§ **Given information**
★ ★ ★ ★

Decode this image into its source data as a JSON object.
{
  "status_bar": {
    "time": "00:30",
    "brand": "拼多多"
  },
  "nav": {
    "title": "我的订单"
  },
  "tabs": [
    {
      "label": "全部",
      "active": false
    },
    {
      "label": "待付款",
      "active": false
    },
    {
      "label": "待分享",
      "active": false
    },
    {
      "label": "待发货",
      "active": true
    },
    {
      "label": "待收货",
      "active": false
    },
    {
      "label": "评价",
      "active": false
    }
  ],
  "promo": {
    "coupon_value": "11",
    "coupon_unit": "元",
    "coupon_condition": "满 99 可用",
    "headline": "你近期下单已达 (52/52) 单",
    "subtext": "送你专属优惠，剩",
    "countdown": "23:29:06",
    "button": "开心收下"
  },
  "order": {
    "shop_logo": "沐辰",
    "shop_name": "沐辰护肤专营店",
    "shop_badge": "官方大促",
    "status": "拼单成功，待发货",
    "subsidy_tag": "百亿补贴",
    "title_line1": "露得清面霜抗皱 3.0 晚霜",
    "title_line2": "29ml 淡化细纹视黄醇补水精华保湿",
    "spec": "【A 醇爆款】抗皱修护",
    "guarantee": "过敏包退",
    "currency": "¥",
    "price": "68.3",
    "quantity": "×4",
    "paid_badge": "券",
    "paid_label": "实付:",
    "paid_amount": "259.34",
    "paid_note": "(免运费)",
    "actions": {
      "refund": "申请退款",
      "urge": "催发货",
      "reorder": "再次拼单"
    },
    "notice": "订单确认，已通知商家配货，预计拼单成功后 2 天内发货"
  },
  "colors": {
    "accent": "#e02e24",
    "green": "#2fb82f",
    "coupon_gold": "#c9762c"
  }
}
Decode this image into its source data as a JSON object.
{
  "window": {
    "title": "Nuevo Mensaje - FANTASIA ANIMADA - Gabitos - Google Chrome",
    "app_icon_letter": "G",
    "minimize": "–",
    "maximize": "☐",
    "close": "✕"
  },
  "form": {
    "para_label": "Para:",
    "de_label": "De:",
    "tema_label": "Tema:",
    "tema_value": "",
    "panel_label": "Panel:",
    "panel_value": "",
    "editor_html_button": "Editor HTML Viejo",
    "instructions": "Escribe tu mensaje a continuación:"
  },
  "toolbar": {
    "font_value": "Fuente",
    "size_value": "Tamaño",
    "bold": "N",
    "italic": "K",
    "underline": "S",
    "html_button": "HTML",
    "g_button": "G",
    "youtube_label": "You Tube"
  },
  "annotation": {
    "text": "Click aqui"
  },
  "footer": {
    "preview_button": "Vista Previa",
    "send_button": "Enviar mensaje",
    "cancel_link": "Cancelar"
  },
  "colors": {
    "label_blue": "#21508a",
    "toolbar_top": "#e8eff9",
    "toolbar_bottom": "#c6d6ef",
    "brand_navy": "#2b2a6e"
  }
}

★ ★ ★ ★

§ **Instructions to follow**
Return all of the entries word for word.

§ **Answer to the problem**
Decode this image into its source data as a JSON object.
{
  "status_bar": {
    "time": "00:30",
    "brand": "拼多多"
  },
  "nav": {
    "title": "我的订单"
  },
  "tabs": [
    {
      "label": "全部",
      "active": false
    },
    {
      "label": "待付款",
      "active": false
    },
    {
      "label": "待分享",
      "active": false
    },
    {
      "label": "待发货",
      "active": true
    },
    {
      "label": "待收货",
      "active": false
    },
    {
      "label": "评价",
      "active": false
    }
  ],
  "promo": {
    "coupon_value": "11",
    "coupon_unit": "元",
    "coupon_condition": "满 99 可用",
    "headline": "你近期下单已达 (52/52) 单",
    "subtext": "送你专属优惠，剩",
    "countdown": "23:29:06",
    "button": "开心收下"
  },
  "order": {
    "shop_logo": "沐辰",
    "shop_name": "沐辰护肤专营店",
    "shop_badge": "官方大促",
    "status": "拼单成功，待发货",
    "subsidy_tag": "百亿补贴",
    "title_line1": "露得清面霜抗皱 3.0 晚霜",
    "title_line2": "29ml 淡化细纹视黄醇补水精华保湿",
    "spec": "【A 醇爆款】抗皱修护",
    "guarantee": "过敏包退",
    "currency": "¥",
    "price": "68.3",
    "quantity": "×4",
    "paid_badge": "券",
    "paid_label": "实付:",
    "paid_amount": "259.34",
    "paid_note": "(免运费)",
    "actions": {
      "refund": "申请退款",
      "urge": "催发货",
      "reorder": "再次拼单"
    },
    "notice": "订单确认，已通知商家配货，预计拼单成功后 2 天内发货"
  },
  "colors": {
    "accent": "#e02e24",
    "green": "#2fb82f",
    "coupon_gold": "#c9762c"
  }
}
Decode this image into its source data as a JSON object.
{
  "window": {
    "title": "Nuevo Mensaje - FANTASIA ANIMADA - Gabitos - Google Chrome",
    "app_icon_letter": "G",
    "minimize": "–",
    "maximize": "☐",
    "close": "✕"
  },
  "form": {
    "para_label": "Para:",
    "de_label": "De:",
    "tema_label": "Tema:",
    "tema_value": "",
    "panel_label": "Panel:",
    "panel_value": "",
    "editor_html_button": "Editor HTML Viejo",
    "instructions": "Escribe tu mensaje a continuación:"
  },
  "toolbar": {
    "font_value": "Fuente",
    "size_value": "Tamaño",
    "bold": "N",
    "italic": "K",
    "underline": "S",
    "html_button": "HTML",
    "g_button": "G",
    "youtube_label": "You Tube"
  },
  "annotation": {
    "text": "Click aqui"
  },
  "footer": {
    "preview_button": "Vista Previa",
    "send_button": "Enviar mensaje",
    "cancel_link": "Cancelar"
  },
  "colors": {
    "label_blue": "#21508a",
    "toolbar_top": "#e8eff9",
    "toolbar_bottom": "#c6d6ef",
    "brand_navy": "#2b2a6e"
  }
}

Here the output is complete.